Problem to solve ::
The data below is to be copied exactly, line by line.

Dataset excerpts ::

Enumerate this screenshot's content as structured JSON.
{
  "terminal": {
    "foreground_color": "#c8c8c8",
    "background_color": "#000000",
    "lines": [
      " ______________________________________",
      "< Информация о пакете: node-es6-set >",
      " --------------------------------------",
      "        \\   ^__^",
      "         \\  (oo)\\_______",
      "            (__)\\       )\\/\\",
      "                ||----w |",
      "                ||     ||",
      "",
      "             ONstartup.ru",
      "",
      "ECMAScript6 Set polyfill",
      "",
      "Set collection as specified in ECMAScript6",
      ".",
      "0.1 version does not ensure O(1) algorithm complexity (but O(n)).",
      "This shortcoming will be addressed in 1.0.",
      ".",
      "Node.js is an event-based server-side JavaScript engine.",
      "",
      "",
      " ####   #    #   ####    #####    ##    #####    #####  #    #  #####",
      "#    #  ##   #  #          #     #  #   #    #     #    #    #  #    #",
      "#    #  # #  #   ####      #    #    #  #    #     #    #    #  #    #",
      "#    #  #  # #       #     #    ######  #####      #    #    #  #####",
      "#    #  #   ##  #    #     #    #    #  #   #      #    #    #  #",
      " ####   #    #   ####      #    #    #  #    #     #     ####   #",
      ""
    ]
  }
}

Solution to the exercise ::
Enumerate this screenshot's content as structured JSON.
{
  "terminal": {
    "foreground_color": "#c8c8c8",
    "background_color": "#000000",
    "lines": [
      " ______________________________________",
      "< Информация о пакете: node-es6-set >",
      " --------------------------------------",
      "        \\   ^__^",
      "         \\  (oo)\\_______",
      "            (__)\\       )\\/\\",
      "                ||----w |",
      "                ||     ||",
      "",
      "             ONstartup.ru",
      "",
      "ECMAScript6 Set polyfill",
      "",
      "Set collection as specified in ECMAScript6",
      ".",
      "0.1 version does not ensure O(1) algorithm complexity (but O(n)).",
      "This shortcoming will be addressed in 1.0.",
      ".",
      "Node.js is an event-based server-side JavaScript engine.",
      "",
      "",
      " ####   #    #   ####    #####    ##    #####    #####  #    #  #####",
      "#    #  ##   #  #          #     #  #   #    #     #    #    #  #    #",
      "#    #  # #  #   ####      #    #    #  #    #     #    #    #  #    #",
      "#    #  #  # #       #     #    ######  #####      #    #    #  #####",
      "#    #  #   ##  #    #     #    #    #  #   #      #    #    #  #",
      " ####   #    #   ####      #    #    #  #    #     #     ####   #",
      ""
    ]
  }
}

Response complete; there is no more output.